Housing benefit reforms could leave some elderly people on such low incomes their health may be at risk, the charity Age UK has warned.
It says up to 80,000 pensioners who rent privately face losing an average of around £12 a week in payments.
Age UK fears changes to the way maximum payments are calculated will leave some with less money for food and heating.
But Housing Minister Grant Shapps rejected the claims and said elderly people would not be worse off.
Age UK says it is concerned elderly people will find it harder than others to move home or renegotiate their rent when the reforms take hold.
Policy director Andrew Harrop told the BBC: "We know from the government's own estimates that 80,000 older people are on local housing allowance and all of them would lose out, on average losing £12 a week, some of them losing £30 a week.
"One of our concerns is the government is expecting landlords to drop their rent as a result of this policy and we just don't know if that will happen."
The National Landords Association said it was unrealistic to expect landlords to reduce rents.
Director Richard Price said: "What will probably happen is that there'll be an increasing number of landlords who take LHA tenants at the moment, simply not doing that in the future."
Housing benefit is paid to people on low incomes regardless of whether they work or not.

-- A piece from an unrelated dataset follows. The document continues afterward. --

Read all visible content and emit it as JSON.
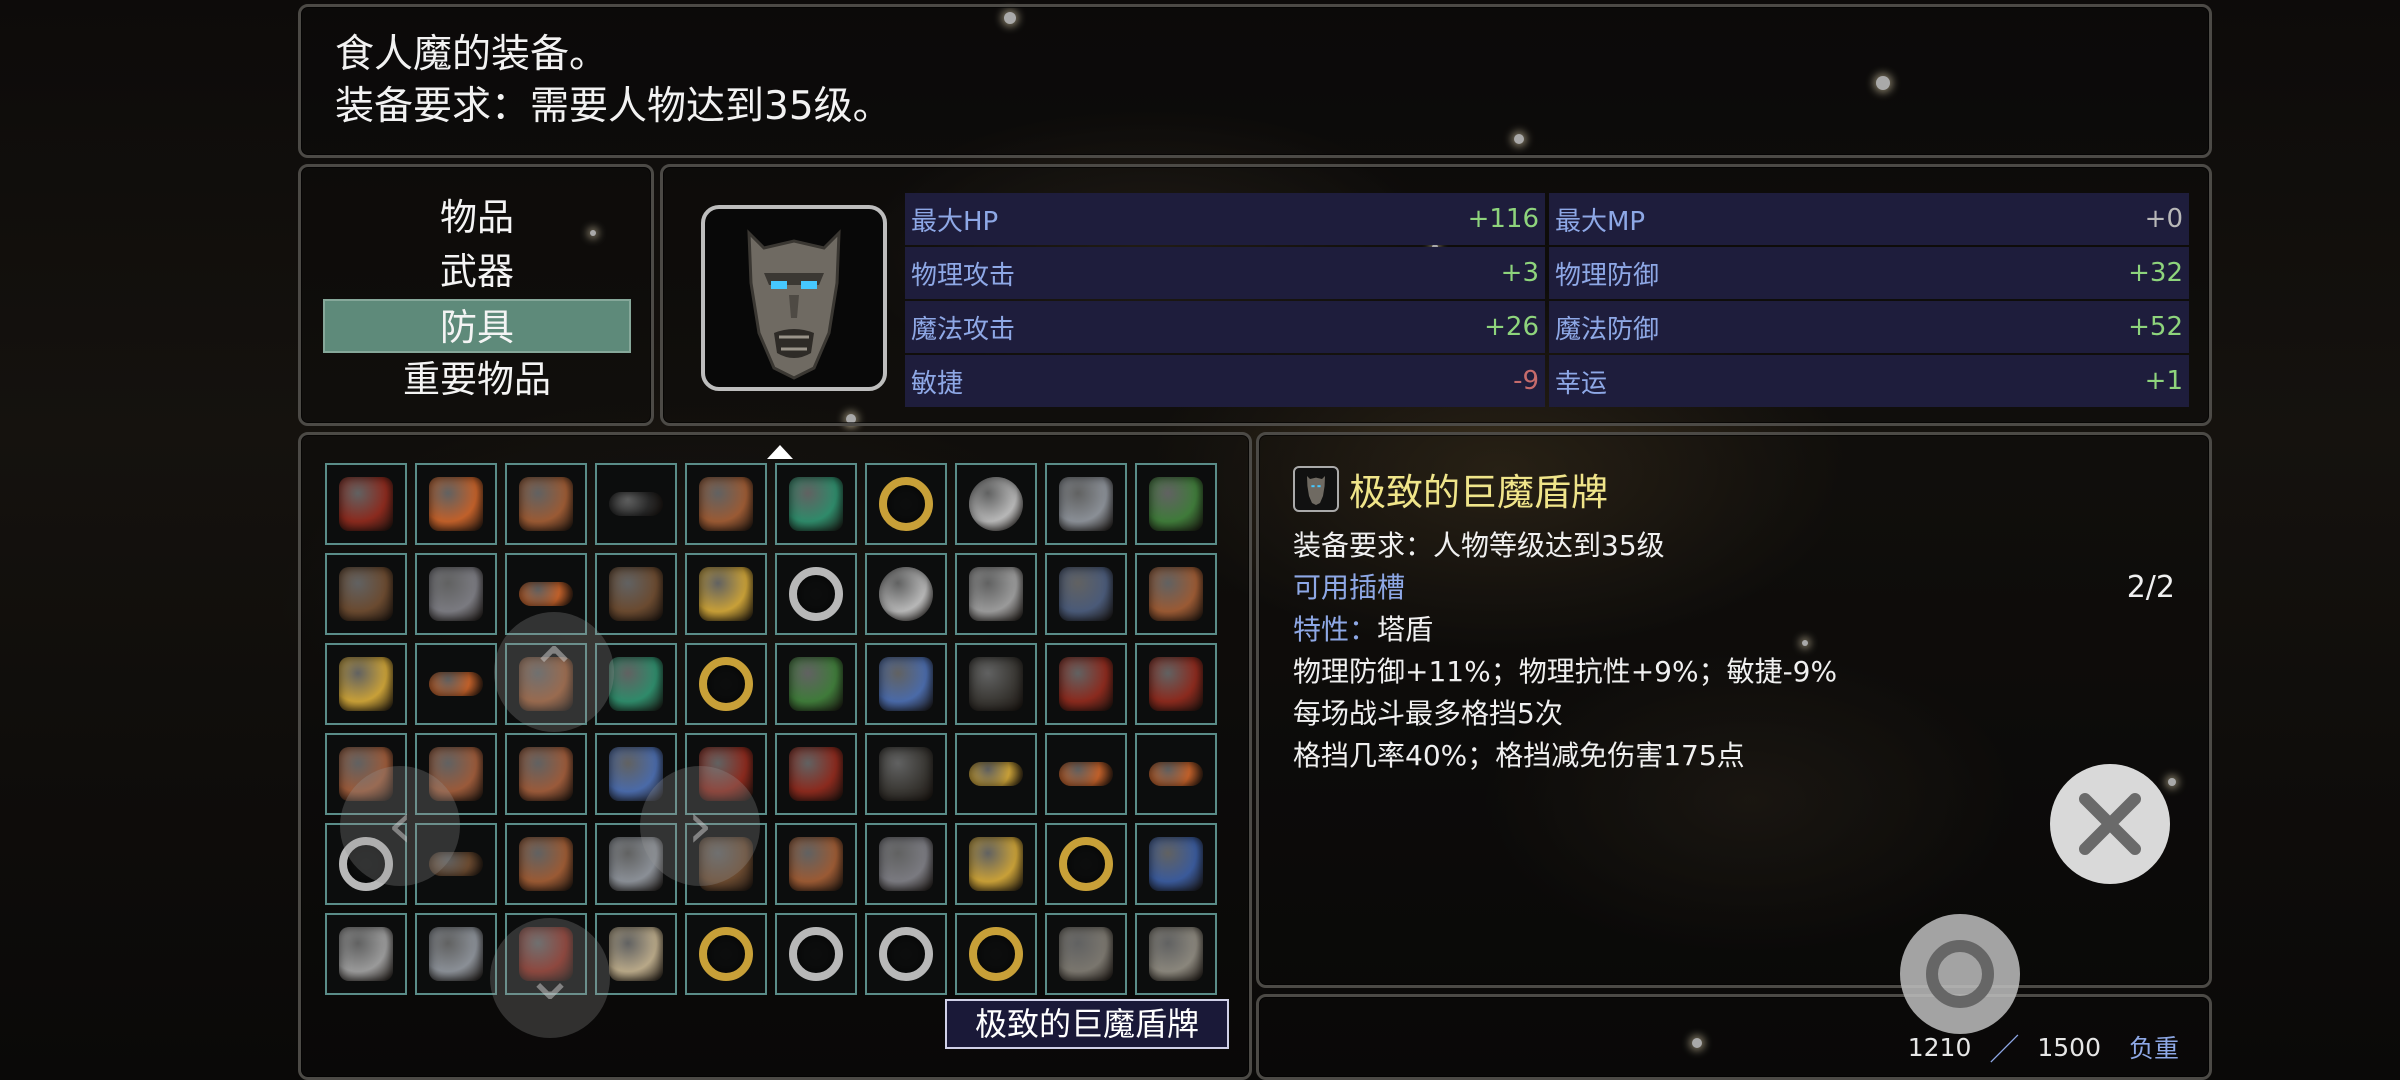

The coalition government wants to introduce caps ranging from £250 a week for those in a one-bedroom property to £400 for those in a four-bedroom property.
Mr Shapps said there were three reasons why he was confident the reforms would not make elderly people worse off.
He told BBC Radio 4's Today programme: "Number one... there's a very reasonable chance that the landlord may well reduce rents.
"Secondly, there's a very large discretionary fund - 14 times its current size - to help.
"And number three, even under a situation where someone does end up needing to move... the local housing allowance system means there's still up to one third of properties within your local area which you can move to."
The Department for Work and Pensions says it is committed to supporting the most vulnerable and plans an increase in discretionary housing payments.
The government says spending on housing benefit is out of control, costing the government around £21bn a year.
Labour has described the coalition's reforms as "reckless".